Both these cases should have taught the party not to yield to these fake scandals generated by the Left. But the Tories panicked, decided that the easiest way out of the situation—perhaps one that would protect their advantage over Labour in the anti-Semitism stakes—was to sacrifice Kawczynski to the mob, throw out a few mysteriously vague charges at unknown people abroad, and “move on”. In reality they will only be allowed to move on to the next scandal concocted by guerrilla journalists of the far Left playing to internet mobs.
As Frank Furedi of Spiked pointed out here, the Tory party’s behaviour in this case shows that it has no grasp of how to fight a culture war that the Left has no intention of abandoning. It controls all the cultural institutions, and it intends to use that power to determine what words mean, what political ideas will be allowed in public debate, and what people it is respectable to associate with. On this occasion it used its power to rule that it is not respectable to associate with distinguished conservatives in Europe and America who seek to revive opinions that all conservatives in the recent past took for granted—that patriotism is a virtue, that a nation is a moral community united by common culture and sympathy, and that it’s entitled to protect its borders, its institutions and its identity. The Tory response, notably its sacrifice of Kawczynski, showed that it doesn’t really have confidence in its own beliefs and perhaps in itself.
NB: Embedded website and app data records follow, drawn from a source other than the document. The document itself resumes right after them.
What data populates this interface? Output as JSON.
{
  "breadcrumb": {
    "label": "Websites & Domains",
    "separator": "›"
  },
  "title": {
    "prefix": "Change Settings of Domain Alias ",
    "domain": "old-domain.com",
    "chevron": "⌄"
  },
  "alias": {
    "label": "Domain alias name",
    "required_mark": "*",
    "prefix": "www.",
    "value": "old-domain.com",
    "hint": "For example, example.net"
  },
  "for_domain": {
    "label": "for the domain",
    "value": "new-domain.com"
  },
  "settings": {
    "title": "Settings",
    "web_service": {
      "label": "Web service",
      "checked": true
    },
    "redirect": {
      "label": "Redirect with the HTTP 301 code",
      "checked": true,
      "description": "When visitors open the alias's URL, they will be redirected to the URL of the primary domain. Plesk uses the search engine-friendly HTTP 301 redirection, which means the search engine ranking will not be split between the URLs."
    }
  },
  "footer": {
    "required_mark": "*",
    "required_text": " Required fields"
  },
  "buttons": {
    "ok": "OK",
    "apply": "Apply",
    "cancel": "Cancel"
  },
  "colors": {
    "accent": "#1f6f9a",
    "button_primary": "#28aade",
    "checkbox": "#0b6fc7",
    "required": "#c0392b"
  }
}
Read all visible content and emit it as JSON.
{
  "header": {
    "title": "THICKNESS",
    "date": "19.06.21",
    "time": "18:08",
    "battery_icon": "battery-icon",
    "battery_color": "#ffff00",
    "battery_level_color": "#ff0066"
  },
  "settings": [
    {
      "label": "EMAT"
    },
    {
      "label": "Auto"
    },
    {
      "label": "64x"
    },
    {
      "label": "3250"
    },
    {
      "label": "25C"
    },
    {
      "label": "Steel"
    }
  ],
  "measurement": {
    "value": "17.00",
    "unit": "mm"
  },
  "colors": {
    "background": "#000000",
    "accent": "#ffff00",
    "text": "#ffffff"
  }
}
- The slur that went around the world: The SMH parrots a grab bag of recycled slanders about the Danube Institute and its Australian connections